The conference starts in the morning.  More then.

Saturday, May 7, 2011

Doha or bust

On the way to Houston to catch Qatar Airways to Doha.  A 14 hour direct flight and I'll be there.  Looking ahead, the weather in Doha is about the same as in Austin, except it has only about 20% humidity!

I am still unsure where I am staying when I get there.  Since the Qatari government is picking up the tab, they say trust them.  They will have someone meet me at the airport and drive me to the conference/hotel.  I sure hope so!   The conference was at the Ritz Carelton last year on the northern end of the city.  That little problem aside, the trip should be uneventful.

Seems everyone I talk to about going to the Middle East asks me the same question.  It is safe?  I suppose that shows how little we Americans know about the Middle East, or perhaps it shows how effective the fear mongers have been since 9/11.  Qatar has been the home of the U.S. Central Command since the first Iraq war and Qatar is a close ally to the U.S.  And Bahrain next door is home to the U.S. Navy 5th Fleet.   I've also talked to several servicemen who have told me that they are often flown to Qatar for R&R!

As for being in the desert, here is a picture from the Ritz hotel.  Hmm, I can cast that far...maybe I need to pack a fishing rod.

Wednesday, May 4, 2011

Where in the world is Doha?

Country map and flag of Qatar

Doha is the capital city of Qatar and is the only major city in the country.  Qatar has a citizen population of 450,000, which makes it about as large as Austin.  The country is a peninsula off the east coast of Saudi Arabia roughly the size of Connecticut and Rhode Island combined. Yet, it is one of the richest and more progressive nations in the Middle East with a per capita income of $67,000 (compared to roughly $40,000 in the U.S).

Doha has also been the site of the World Trade Organization's "Doha Round" of trade talks since 2001.

The People
Qataris are descended from a number of migratory tribes that came to Qatar in the 18th century from neighboring Gulf emirates while others are descended from Persian merchants. Most of Qatar's 1.5 million inhabitants live in Doha, the capital.

Foreigners with temporary residence status make up about three-fourths of the population. Foreign workers comprise as much as 85% of the total population and make up about 90% of the total labor force. Most are South and Southeast Asians, Egyptians, Palestinians, Jordanians, Lebanese, Syrians, Yemenis, and Iranians. About 8,000 U.S. citizens reside in Qatar.

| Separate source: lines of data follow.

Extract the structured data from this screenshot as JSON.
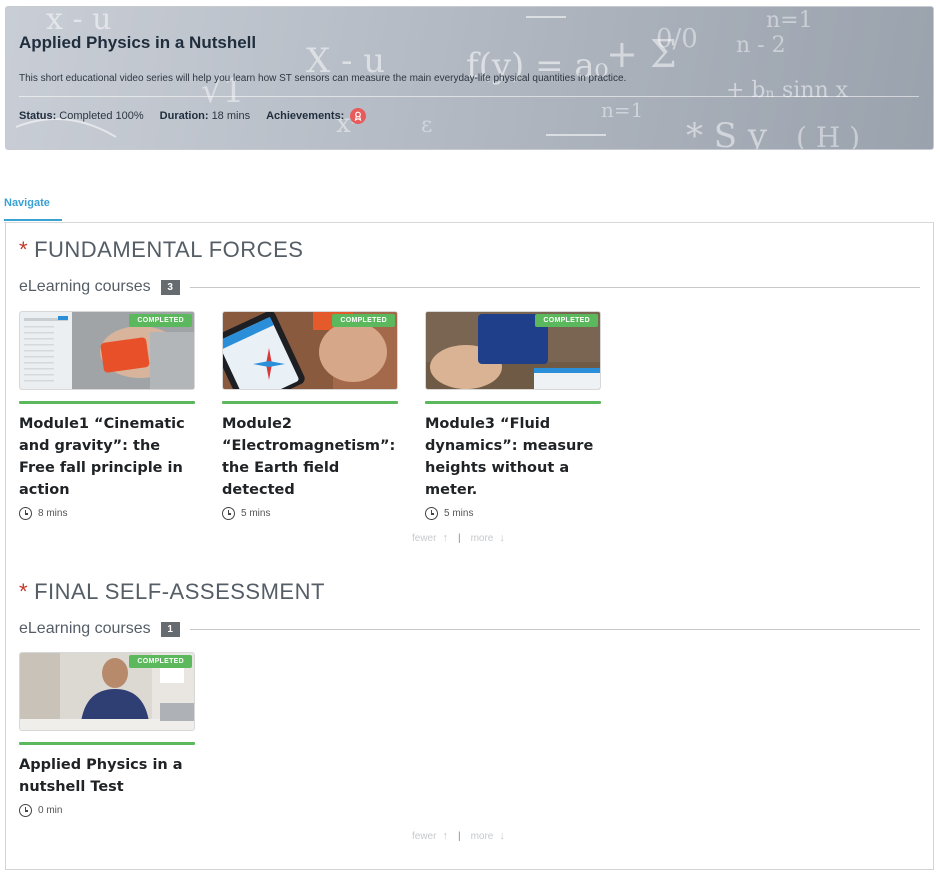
{
  "header": {
    "title": "Applied Physics in a Nutshell",
    "description": "This short educational video series will help you learn how ST sensors can measure the main everyday-life physical quantities in practice.",
    "status_label": "Status:",
    "status_value": "Completed 100%",
    "duration_label": "Duration:",
    "duration_value": "18 mins",
    "achievements_label": "Achievements:",
    "achievement_icon": "award-ribbon-icon"
  },
  "tabs": [
    {
      "label": "Navigate",
      "active": true
    }
  ],
  "sections": [
    {
      "title": "FUNDAMENTAL FORCES",
      "subhead": "eLearning courses",
      "count": "3",
      "courses": [
        {
          "badge": "COMPLETED",
          "title": "Module1 “Cinematic and gravity”: the Free fall principle in action",
          "duration": "8 mins"
        },
        {
          "badge": "COMPLETED",
          "title": "Module2 “Electromagnetism”: the Earth field detected",
          "duration": "5 mins"
        },
        {
          "badge": "COMPLETED",
          "title": "Module3 “Fluid dynamics”: measure heights without a meter.",
          "duration": "5 mins"
        }
      ],
      "pager": {
        "fewer": "fewer",
        "more": "more"
      }
    },
    {
      "title": "FINAL SELF-ASSESSMENT",
      "subhead": "eLearning courses",
      "count": "1",
      "courses": [
        {
          "badge": "COMPLETED",
          "title": "Applied Physics in a nutshell Test",
          "duration": "0 min"
        }
      ],
      "pager": {
        "fewer": "fewer",
        "more": "more"
      }
    }
  ],
  "colors": {
    "accent": "#3aa1d3",
    "completed": "#5cb85c",
    "star": "#c0392b",
    "achievement": "#e85b5b"
  }
}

For centuries, the main sources of wealth were pearling, fishing, and trade. At one time, Qataris owned nearly one-third of the Persian Gulf fishing fleet. With the Great Depression and the introduction of Japan's cultured-pearl industry, pearling in Qatar declined drastically.

The Qataris are mainly Sunni Muslims. Islam is the official religion and is the basis of Qatar's legal system. Civil courts have jurisdiction over commercial law. Arabic is the official language but and English is widely spoken.  More information on the country can be found on the U.S. Department of State web site.

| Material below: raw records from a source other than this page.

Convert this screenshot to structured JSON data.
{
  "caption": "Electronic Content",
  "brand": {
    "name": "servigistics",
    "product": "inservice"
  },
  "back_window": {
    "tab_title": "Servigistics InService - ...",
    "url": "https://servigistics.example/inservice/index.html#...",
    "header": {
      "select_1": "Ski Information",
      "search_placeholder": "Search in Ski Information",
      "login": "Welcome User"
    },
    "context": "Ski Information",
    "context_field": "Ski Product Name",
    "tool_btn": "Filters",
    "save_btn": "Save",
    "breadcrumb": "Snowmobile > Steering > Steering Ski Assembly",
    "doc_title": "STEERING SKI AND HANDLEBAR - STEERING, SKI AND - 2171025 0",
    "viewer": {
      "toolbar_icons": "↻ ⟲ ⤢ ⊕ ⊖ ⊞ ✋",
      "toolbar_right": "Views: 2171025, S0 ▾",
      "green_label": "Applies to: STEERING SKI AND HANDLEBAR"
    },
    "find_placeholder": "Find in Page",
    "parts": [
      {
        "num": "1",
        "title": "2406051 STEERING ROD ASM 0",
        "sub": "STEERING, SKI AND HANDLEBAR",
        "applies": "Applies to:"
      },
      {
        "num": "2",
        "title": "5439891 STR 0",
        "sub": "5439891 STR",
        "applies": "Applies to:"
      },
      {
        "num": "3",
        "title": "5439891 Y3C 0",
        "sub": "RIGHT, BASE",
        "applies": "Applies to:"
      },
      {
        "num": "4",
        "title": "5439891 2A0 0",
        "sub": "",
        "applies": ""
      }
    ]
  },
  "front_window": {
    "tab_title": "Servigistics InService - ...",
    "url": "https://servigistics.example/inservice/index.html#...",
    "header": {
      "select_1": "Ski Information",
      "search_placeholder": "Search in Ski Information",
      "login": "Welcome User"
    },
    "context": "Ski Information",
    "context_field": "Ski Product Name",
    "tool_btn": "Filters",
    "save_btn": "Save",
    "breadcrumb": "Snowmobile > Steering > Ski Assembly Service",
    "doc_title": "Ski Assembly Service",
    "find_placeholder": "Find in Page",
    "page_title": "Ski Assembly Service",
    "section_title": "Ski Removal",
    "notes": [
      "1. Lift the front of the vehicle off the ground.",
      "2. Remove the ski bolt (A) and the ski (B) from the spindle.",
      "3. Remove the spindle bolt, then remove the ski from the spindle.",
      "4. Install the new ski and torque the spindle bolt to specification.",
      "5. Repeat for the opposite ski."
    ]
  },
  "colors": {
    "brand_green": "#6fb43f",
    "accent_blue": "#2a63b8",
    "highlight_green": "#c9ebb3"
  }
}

When the Ottomans left at the beginning of World War I, the British recognized Sheikh Abdullah bin Jassim Al Thani as ruler. The Al Thani family had lived in Qatar for 200 years. 

Invited to Doha

The government of Qatar has invited me (as the representative of the International Business Institute at Austin Community College) to participate in a three day conference on Democracy and Free Trade.  The conference is being held in Doha, Qatar on May 9-13.  As I understand it, only 3 from Texas were selected for this honor and ACC is the only Community College in the U.S. that was invited.

If a conference on Democracy, Development and Free Trade is not interesting enough, one being held in the Middle East during these turbulent times is a tremendous opportunity to explore the democratic movements that are emerging in the region as well as the business opportunities for Texans as a result.

The invitation has got me thinking about the nature of a democracy and the associated freedoms necessary to develop a climate of free trade.

So, ov er the course of the next few weeks, I hope to blog about the trip to Qatar and about the events during the conference.  I will try to post at least daily.